The records.
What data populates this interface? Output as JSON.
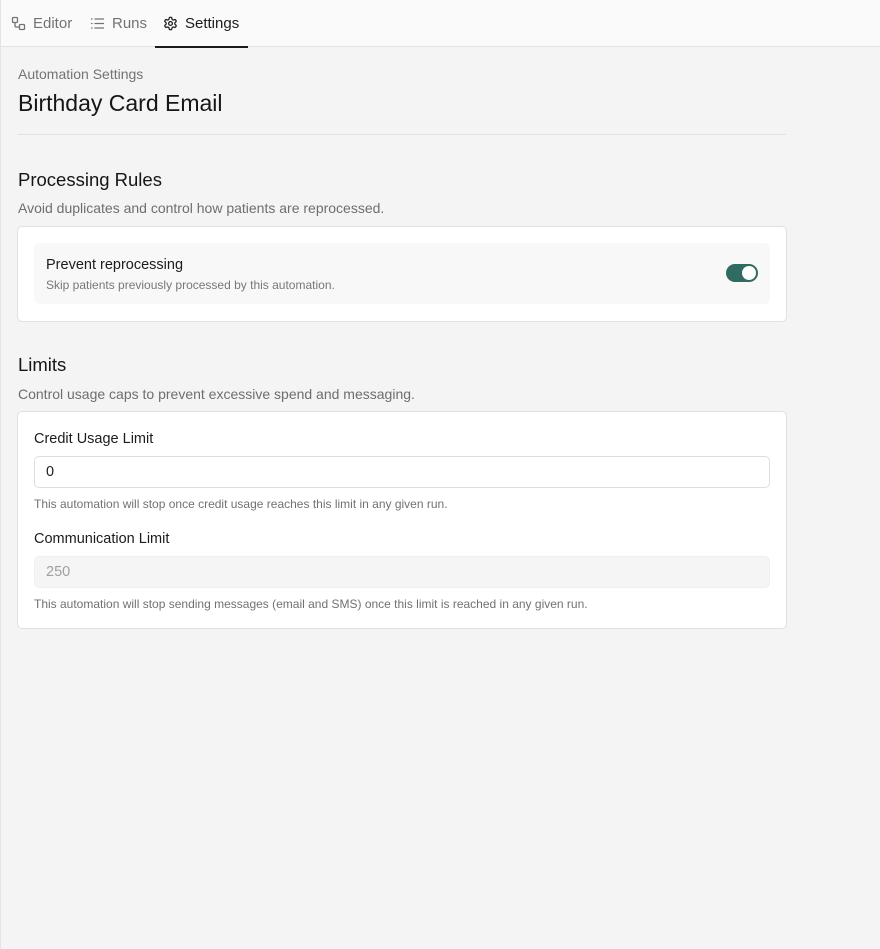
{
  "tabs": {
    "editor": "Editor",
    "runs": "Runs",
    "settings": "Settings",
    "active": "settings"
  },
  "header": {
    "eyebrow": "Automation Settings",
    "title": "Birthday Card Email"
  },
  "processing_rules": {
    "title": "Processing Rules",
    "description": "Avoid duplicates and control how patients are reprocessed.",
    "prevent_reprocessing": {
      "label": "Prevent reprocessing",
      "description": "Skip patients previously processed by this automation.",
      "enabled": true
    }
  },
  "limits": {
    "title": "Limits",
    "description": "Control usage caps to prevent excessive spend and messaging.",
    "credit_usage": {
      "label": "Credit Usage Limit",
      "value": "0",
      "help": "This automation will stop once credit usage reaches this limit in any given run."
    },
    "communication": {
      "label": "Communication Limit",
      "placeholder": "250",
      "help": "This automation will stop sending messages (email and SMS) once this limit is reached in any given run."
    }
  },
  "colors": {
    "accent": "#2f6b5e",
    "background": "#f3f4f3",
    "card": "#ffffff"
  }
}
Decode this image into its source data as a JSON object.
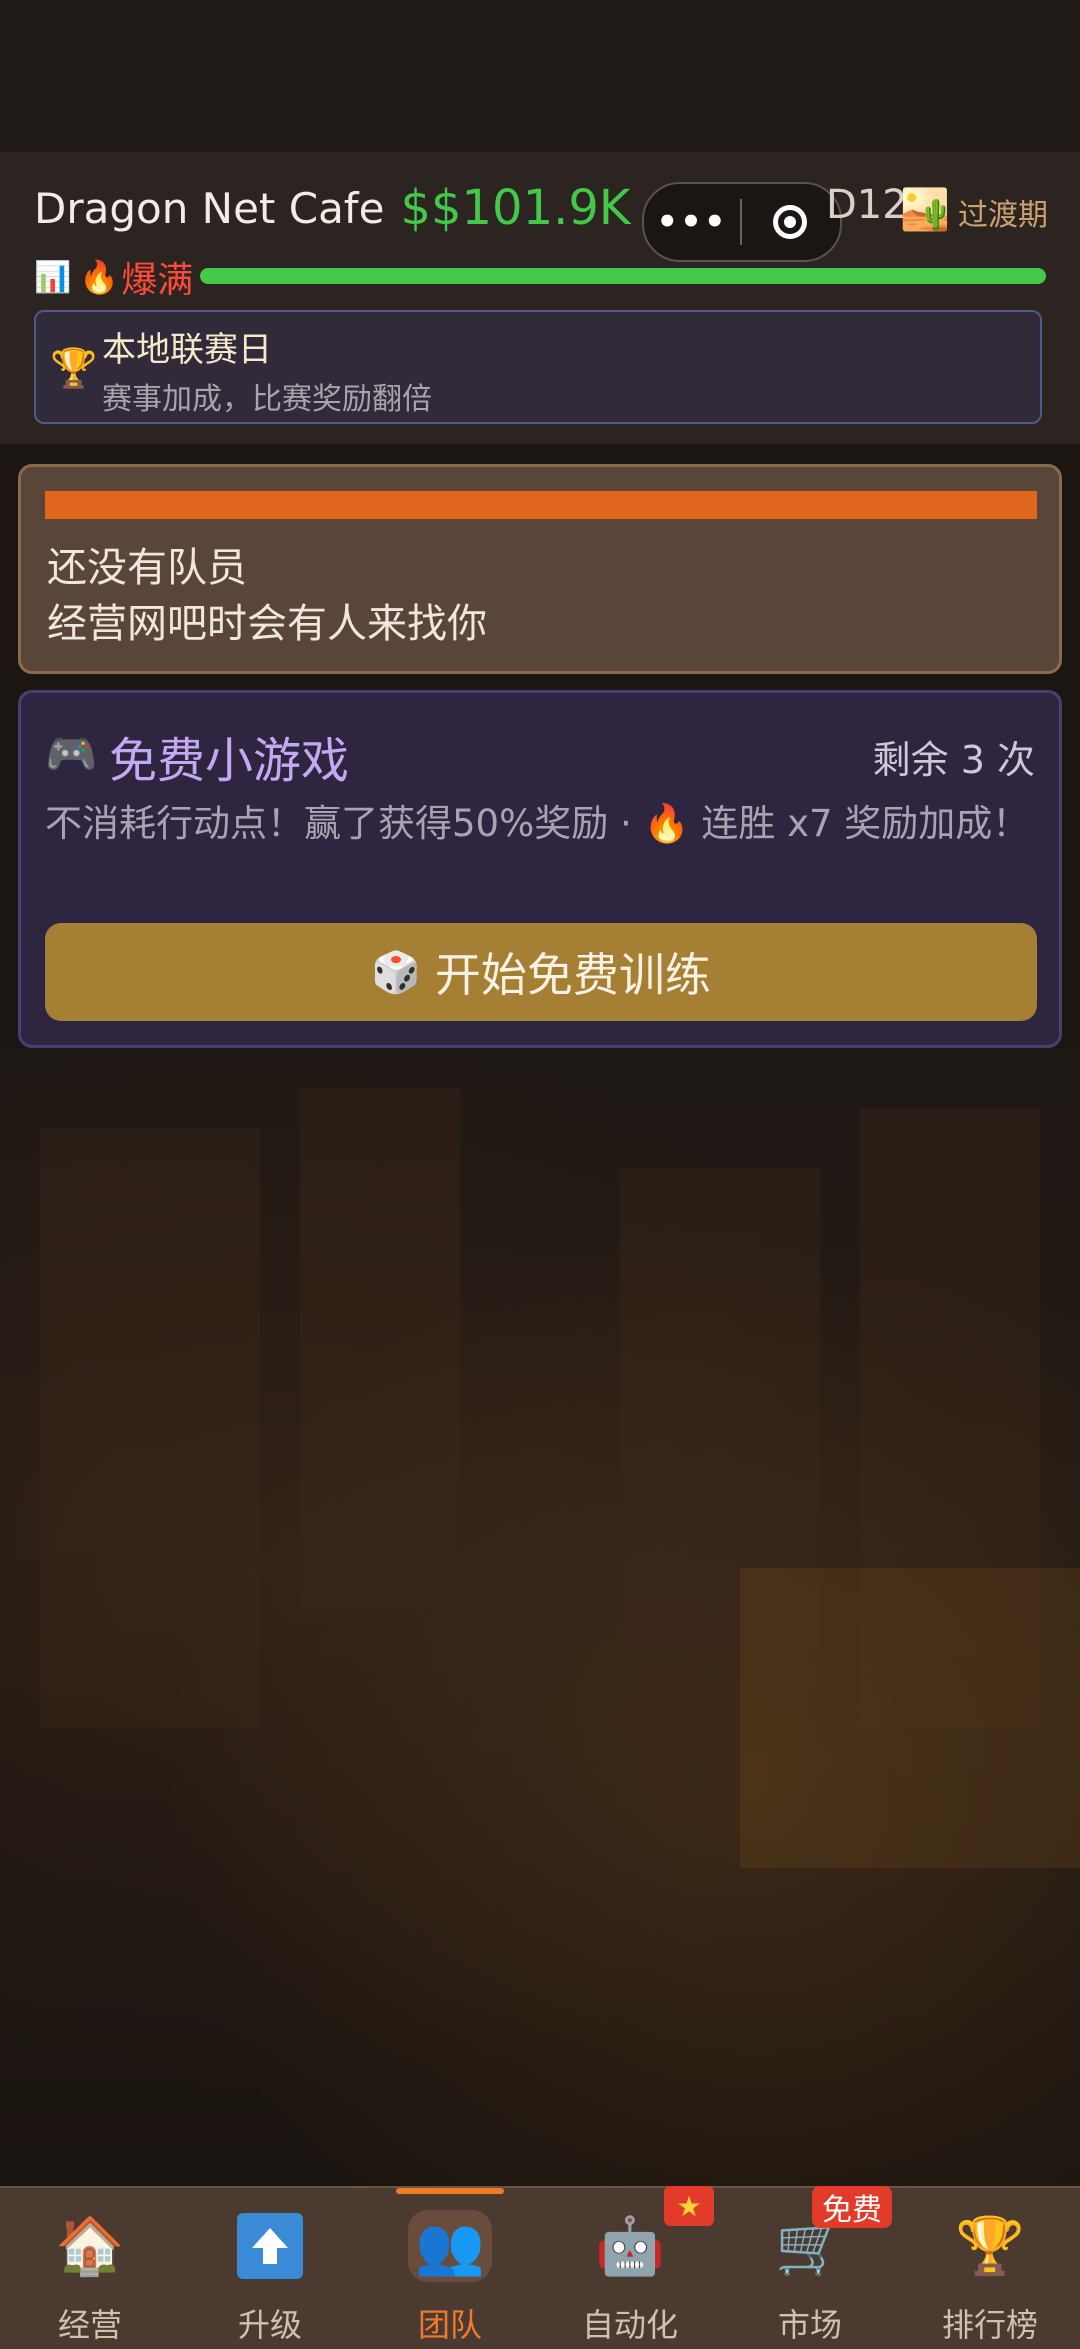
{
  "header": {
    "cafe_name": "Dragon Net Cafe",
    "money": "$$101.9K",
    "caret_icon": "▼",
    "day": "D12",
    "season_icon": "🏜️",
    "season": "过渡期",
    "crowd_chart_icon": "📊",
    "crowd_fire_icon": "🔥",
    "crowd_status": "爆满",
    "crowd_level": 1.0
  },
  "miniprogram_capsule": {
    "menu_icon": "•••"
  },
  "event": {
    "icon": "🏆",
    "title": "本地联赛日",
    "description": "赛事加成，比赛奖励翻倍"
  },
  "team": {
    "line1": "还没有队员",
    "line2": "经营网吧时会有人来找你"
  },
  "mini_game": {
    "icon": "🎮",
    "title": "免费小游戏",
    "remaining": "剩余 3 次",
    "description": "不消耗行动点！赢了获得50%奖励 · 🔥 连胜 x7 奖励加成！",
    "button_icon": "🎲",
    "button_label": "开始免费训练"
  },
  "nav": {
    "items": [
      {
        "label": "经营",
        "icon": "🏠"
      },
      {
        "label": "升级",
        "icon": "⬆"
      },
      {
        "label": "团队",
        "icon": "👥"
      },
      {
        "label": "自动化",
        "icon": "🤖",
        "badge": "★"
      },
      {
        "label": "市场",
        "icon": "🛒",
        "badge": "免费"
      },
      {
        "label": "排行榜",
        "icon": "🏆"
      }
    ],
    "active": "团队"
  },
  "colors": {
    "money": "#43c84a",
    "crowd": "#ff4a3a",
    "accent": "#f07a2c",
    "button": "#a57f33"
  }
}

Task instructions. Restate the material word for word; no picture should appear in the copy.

Written answer.
What data populates this interface? Output as JSON.
{
  "tabs": {
    "editor": "Editor",
    "runs": "Runs",
    "settings": "Settings",
    "active": "settings"
  },
  "header": {
    "eyebrow": "Automation Settings",
    "title": "Birthday Card Email"
  },
  "processing_rules": {
    "title": "Processing Rules",
    "description": "Avoid duplicates and control how patients are reprocessed.",
    "prevent_reprocessing": {
      "label": "Prevent reprocessing",
      "description": "Skip patients previously processed by this automation.",
      "enabled": true
    }
  },
  "limits": {
    "title": "Limits",
    "description": "Control usage caps to prevent excessive spend and messaging.",
    "credit_usage": {
      "label": "Credit Usage Limit",
      "value": "0",
      "help": "This automation will stop once credit usage reaches this limit in any given run."
    },
    "communication": {
      "label": "Communication Limit",
      "placeholder": "250",
      "help": "This automation will stop sending messages (email and SMS) once this limit is reached in any given run."
    }
  },
  "colors": {
    "accent": "#2f6b5e",
    "background": "#f3f4f3",
    "card": "#ffffff"
  }
}
Decode this image into its source data as a JSON object.
{
  "header": {
    "cafe_name": "Dragon Net Cafe",
    "money": "$$101.9K",
    "caret_icon": "▼",
    "day": "D12",
    "season_icon": "🏜️",
    "season": "过渡期",
    "crowd_chart_icon": "📊",
    "crowd_fire_icon": "🔥",
    "crowd_status": "爆满",
    "crowd_level": 1.0
  },
  "miniprogram_capsule": {
    "menu_icon": "•••"
  },
  "event": {
    "icon": "🏆",
    "title": "本地联赛日",
    "description": "赛事加成，比赛奖励翻倍"
  },
  "team": {
    "line1": "还没有队员",
    "line2": "经营网吧时会有人来找你"
  },
  "mini_game": {
    "icon": "🎮",
    "title": "免费小游戏",
    "remaining": "剩余 3 次",
    "description": "不消耗行动点！赢了获得50%奖励 · 🔥 连胜 x7 奖励加成！",
    "button_icon": "🎲",
    "button_label": "开始免费训练"
  },
  "nav": {
    "items": [
      {
        "label": "经营",
        "icon": "🏠"
      },
      {
        "label": "升级",
        "icon": "⬆"
      },
      {
        "label": "团队",
        "icon": "👥"
      },
      {
        "label": "自动化",
        "icon": "🤖",
        "badge": "★"
      },
      {
        "label": "市场",
        "icon": "🛒",
        "badge": "免费"
      },
      {
        "label": "排行榜",
        "icon": "🏆"
      }
    ],
    "active": "团队"
  },
  "colors": {
    "money": "#43c84a",
    "crowd": "#ff4a3a",
    "accent": "#f07a2c",
    "button": "#a57f33"
  }
}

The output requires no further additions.